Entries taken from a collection
== Segment start ==
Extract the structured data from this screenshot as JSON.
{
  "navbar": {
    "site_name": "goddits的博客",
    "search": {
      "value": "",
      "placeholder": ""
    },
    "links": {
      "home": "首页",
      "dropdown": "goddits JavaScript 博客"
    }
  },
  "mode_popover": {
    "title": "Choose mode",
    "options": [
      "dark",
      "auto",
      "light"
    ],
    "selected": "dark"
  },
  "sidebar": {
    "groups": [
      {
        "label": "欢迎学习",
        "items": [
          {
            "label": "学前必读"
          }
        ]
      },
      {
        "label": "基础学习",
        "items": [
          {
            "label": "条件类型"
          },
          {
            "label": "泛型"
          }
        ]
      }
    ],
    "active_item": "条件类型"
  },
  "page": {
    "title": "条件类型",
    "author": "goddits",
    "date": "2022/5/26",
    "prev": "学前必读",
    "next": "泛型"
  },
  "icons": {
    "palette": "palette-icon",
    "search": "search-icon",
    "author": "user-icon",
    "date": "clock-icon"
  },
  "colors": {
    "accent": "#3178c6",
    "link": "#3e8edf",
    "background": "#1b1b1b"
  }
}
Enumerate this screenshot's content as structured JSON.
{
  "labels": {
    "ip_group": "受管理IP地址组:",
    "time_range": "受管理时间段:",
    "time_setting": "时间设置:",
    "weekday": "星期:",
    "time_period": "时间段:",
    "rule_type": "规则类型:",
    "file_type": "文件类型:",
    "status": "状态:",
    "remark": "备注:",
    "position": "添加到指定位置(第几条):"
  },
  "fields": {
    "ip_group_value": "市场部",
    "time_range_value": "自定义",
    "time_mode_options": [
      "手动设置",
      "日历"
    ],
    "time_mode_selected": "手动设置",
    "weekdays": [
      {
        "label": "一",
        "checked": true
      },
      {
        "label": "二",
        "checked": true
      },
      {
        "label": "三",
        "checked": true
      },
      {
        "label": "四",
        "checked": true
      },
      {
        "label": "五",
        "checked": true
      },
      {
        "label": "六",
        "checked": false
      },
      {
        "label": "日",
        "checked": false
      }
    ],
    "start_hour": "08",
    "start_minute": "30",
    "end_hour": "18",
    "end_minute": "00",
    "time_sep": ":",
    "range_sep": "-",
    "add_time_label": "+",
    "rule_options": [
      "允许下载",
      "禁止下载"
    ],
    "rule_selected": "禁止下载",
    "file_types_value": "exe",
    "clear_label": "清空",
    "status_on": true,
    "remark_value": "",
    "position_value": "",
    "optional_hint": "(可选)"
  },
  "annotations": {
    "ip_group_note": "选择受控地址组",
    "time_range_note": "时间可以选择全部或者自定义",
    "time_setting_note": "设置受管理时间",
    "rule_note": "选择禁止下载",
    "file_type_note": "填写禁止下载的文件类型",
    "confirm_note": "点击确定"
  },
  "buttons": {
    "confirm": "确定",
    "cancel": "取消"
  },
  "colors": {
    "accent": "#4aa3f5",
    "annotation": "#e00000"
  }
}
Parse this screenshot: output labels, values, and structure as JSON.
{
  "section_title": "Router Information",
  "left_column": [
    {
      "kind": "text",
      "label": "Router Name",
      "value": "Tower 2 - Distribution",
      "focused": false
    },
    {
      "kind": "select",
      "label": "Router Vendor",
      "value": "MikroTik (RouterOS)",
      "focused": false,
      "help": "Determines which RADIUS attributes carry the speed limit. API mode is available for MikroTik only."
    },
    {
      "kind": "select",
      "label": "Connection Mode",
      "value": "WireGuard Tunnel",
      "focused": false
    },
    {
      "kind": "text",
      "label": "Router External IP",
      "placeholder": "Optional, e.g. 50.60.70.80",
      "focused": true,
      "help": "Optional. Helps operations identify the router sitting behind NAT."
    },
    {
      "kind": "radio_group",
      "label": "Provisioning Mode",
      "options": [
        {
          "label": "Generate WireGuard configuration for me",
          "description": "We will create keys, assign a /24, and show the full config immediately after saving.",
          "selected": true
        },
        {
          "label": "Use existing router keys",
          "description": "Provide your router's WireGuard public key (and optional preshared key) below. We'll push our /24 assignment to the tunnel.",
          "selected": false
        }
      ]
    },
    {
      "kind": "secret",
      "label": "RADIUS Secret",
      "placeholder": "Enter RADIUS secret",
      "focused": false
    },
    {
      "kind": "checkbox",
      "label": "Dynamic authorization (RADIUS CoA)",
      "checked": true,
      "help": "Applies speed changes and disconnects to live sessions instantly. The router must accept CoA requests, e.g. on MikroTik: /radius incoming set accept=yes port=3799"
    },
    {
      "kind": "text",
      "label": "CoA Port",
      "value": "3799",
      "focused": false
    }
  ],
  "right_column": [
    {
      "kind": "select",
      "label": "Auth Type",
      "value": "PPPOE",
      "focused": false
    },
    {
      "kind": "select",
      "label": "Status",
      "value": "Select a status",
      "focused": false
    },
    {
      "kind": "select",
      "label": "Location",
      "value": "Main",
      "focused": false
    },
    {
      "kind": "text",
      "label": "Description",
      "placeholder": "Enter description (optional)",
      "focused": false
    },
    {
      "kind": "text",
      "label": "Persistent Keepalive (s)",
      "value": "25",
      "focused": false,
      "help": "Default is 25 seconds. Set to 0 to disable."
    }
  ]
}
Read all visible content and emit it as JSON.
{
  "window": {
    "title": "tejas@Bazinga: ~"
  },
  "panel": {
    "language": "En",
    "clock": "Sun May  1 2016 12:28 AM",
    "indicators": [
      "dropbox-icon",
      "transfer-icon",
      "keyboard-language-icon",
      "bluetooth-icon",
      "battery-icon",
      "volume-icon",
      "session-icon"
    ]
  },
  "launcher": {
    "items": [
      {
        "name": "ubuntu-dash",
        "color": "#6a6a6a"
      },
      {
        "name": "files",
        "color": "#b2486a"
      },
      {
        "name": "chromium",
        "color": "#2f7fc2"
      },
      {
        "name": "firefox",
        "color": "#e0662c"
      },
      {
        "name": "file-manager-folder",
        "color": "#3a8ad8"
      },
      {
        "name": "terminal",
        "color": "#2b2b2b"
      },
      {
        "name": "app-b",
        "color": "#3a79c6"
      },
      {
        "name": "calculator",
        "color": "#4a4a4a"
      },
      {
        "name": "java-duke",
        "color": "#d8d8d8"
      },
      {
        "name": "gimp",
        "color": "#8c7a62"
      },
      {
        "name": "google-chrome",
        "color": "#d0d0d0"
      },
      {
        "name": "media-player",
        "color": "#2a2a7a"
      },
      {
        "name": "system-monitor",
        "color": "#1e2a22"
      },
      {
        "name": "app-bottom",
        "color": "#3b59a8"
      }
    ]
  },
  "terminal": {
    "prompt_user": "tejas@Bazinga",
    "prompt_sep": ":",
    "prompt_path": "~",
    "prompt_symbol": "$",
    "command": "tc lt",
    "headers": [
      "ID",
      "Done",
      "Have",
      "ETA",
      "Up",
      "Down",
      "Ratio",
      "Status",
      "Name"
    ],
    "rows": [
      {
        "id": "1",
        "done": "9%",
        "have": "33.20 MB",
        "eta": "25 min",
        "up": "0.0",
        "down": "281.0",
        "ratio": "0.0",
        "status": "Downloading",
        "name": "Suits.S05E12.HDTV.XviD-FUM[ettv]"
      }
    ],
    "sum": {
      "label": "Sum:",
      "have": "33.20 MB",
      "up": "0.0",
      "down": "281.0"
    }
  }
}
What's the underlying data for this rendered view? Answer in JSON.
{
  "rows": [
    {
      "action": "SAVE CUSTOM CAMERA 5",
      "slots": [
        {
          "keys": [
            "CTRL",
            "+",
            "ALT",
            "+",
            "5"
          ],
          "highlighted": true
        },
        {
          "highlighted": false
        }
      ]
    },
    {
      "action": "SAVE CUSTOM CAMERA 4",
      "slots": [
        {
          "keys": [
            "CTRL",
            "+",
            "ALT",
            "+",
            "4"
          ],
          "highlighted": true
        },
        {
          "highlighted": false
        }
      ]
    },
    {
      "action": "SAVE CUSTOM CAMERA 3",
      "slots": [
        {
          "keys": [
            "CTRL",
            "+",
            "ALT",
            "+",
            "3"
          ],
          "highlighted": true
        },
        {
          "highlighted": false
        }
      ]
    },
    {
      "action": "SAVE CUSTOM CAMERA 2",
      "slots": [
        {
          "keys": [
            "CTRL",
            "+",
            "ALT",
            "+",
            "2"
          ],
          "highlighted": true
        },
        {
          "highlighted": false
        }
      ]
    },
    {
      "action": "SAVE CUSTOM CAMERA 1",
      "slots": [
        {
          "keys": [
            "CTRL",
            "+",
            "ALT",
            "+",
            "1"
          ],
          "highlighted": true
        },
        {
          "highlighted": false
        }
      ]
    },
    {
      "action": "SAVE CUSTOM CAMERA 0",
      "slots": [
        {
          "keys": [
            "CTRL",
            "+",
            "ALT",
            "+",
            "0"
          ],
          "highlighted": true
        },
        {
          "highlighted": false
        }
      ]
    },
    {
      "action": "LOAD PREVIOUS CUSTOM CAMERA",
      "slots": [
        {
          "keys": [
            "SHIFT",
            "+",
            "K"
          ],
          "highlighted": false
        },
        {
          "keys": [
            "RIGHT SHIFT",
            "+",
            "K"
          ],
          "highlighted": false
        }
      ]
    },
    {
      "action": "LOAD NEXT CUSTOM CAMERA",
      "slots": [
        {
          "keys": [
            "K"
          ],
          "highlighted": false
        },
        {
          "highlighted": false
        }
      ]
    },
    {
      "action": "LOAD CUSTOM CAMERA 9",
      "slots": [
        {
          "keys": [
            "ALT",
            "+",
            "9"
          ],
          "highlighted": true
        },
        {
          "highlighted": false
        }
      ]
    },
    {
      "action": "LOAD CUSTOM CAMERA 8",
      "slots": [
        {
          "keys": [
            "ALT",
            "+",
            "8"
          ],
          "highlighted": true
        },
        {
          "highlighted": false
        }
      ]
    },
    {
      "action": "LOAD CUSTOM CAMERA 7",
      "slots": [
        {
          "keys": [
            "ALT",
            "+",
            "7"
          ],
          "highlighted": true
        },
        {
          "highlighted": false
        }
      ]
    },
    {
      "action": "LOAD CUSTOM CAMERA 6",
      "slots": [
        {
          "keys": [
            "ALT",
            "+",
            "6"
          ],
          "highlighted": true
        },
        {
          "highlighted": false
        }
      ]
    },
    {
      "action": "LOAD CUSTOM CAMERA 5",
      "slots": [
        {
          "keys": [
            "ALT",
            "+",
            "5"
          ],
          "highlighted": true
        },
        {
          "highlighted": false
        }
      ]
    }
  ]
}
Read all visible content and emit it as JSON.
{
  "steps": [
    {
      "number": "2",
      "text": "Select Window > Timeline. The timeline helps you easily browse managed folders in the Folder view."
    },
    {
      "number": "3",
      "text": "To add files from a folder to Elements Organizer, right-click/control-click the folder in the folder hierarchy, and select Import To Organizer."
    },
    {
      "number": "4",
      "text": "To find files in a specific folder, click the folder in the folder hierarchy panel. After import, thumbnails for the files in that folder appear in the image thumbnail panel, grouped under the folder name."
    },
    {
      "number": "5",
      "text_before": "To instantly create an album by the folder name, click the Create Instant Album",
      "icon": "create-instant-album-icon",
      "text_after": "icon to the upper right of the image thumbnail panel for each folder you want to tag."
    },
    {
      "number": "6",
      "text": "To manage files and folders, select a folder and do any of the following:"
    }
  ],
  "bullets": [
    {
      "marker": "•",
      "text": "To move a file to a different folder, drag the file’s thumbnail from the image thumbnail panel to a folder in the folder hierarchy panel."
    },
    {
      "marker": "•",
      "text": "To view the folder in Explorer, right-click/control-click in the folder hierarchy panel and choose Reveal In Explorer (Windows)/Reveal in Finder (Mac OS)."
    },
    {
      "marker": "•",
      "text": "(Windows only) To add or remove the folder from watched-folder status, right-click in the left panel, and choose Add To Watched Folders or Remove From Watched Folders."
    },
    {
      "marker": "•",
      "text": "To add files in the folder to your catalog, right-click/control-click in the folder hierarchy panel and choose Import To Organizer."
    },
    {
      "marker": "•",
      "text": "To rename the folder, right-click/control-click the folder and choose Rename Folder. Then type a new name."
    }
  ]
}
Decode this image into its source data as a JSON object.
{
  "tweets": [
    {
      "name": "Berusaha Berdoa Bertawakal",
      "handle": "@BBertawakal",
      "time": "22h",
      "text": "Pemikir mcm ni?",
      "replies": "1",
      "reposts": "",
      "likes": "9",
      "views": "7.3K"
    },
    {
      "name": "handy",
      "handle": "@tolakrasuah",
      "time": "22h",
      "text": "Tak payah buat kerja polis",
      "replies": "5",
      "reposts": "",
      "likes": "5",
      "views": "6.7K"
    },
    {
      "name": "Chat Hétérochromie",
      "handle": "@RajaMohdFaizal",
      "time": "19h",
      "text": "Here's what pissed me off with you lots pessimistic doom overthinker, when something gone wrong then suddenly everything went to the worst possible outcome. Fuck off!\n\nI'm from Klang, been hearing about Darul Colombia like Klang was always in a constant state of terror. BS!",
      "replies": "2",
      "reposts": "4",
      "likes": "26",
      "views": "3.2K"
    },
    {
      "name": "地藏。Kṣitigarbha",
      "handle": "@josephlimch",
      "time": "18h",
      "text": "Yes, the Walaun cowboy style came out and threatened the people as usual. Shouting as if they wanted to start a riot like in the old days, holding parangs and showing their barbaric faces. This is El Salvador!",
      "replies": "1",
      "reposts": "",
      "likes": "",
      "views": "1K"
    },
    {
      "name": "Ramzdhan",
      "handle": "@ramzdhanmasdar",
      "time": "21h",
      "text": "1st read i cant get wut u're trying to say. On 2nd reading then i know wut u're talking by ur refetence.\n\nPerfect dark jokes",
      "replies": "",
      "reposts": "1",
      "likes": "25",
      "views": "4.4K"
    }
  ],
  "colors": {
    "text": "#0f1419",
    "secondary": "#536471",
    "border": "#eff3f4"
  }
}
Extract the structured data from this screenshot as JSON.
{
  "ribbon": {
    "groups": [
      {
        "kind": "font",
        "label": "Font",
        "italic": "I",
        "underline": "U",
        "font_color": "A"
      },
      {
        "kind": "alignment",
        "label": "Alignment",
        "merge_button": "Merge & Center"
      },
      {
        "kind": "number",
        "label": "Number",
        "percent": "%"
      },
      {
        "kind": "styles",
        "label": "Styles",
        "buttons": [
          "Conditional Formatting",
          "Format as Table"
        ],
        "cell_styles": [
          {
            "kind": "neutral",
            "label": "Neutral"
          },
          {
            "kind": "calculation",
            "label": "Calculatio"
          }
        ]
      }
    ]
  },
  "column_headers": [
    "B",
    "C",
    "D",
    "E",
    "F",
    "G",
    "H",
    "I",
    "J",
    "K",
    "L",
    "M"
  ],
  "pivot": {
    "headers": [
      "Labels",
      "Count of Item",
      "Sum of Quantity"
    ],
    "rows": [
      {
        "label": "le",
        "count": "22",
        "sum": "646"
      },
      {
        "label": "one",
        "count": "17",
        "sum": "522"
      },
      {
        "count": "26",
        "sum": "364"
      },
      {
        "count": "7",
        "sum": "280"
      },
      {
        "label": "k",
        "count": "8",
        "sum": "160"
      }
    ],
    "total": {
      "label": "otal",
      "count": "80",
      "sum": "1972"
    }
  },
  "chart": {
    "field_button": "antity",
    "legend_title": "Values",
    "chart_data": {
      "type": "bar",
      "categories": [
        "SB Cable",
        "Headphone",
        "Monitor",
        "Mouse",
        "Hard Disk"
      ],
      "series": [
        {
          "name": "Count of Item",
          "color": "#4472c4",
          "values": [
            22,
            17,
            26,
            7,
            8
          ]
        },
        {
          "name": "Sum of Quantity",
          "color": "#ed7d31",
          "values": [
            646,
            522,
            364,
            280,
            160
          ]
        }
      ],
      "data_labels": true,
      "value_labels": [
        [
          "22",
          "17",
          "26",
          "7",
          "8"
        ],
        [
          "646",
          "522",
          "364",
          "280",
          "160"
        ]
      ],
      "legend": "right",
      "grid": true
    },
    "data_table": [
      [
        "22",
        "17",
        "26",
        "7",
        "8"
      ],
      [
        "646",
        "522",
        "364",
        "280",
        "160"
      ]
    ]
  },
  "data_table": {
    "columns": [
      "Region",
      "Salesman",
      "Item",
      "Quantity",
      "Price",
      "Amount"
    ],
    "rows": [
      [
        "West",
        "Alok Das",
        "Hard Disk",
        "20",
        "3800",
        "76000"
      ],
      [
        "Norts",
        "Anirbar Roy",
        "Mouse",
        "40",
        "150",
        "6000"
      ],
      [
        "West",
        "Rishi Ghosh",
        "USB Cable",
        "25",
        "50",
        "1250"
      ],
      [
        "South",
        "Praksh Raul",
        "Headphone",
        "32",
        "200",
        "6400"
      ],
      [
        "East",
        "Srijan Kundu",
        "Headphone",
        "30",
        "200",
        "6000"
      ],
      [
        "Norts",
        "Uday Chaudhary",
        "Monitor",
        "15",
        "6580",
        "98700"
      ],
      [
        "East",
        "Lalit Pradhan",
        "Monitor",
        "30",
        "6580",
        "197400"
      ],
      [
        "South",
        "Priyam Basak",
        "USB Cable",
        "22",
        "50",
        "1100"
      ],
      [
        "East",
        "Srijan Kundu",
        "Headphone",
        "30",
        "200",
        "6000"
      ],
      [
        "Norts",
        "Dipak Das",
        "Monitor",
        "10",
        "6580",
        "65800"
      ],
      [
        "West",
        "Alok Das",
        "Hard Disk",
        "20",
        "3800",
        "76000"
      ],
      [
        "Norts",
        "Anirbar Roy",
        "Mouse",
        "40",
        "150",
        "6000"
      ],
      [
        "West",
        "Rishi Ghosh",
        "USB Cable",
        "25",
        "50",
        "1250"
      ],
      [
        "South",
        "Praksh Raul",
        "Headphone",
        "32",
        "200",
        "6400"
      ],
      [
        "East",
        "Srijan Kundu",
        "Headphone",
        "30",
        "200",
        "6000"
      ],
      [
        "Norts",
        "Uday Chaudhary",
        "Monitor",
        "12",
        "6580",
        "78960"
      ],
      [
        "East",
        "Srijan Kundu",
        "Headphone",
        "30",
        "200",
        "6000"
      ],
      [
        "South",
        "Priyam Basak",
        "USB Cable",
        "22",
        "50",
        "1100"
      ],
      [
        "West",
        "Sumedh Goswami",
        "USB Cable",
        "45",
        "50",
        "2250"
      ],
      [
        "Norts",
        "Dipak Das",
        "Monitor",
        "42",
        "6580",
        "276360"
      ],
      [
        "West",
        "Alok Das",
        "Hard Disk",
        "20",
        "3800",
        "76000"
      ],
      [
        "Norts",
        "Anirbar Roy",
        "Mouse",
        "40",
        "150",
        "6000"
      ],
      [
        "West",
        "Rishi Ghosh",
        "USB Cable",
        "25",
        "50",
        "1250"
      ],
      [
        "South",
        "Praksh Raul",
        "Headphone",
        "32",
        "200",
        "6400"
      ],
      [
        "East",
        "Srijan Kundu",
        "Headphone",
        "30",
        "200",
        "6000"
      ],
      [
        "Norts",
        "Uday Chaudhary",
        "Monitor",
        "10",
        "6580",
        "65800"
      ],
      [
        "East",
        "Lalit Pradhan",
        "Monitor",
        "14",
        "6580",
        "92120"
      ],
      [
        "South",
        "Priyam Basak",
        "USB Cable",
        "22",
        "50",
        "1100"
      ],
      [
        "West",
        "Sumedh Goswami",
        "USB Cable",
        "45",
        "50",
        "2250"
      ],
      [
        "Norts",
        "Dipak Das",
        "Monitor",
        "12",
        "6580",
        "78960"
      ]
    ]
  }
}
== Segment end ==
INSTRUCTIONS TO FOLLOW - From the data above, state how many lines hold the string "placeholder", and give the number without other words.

TASK RESULT - 4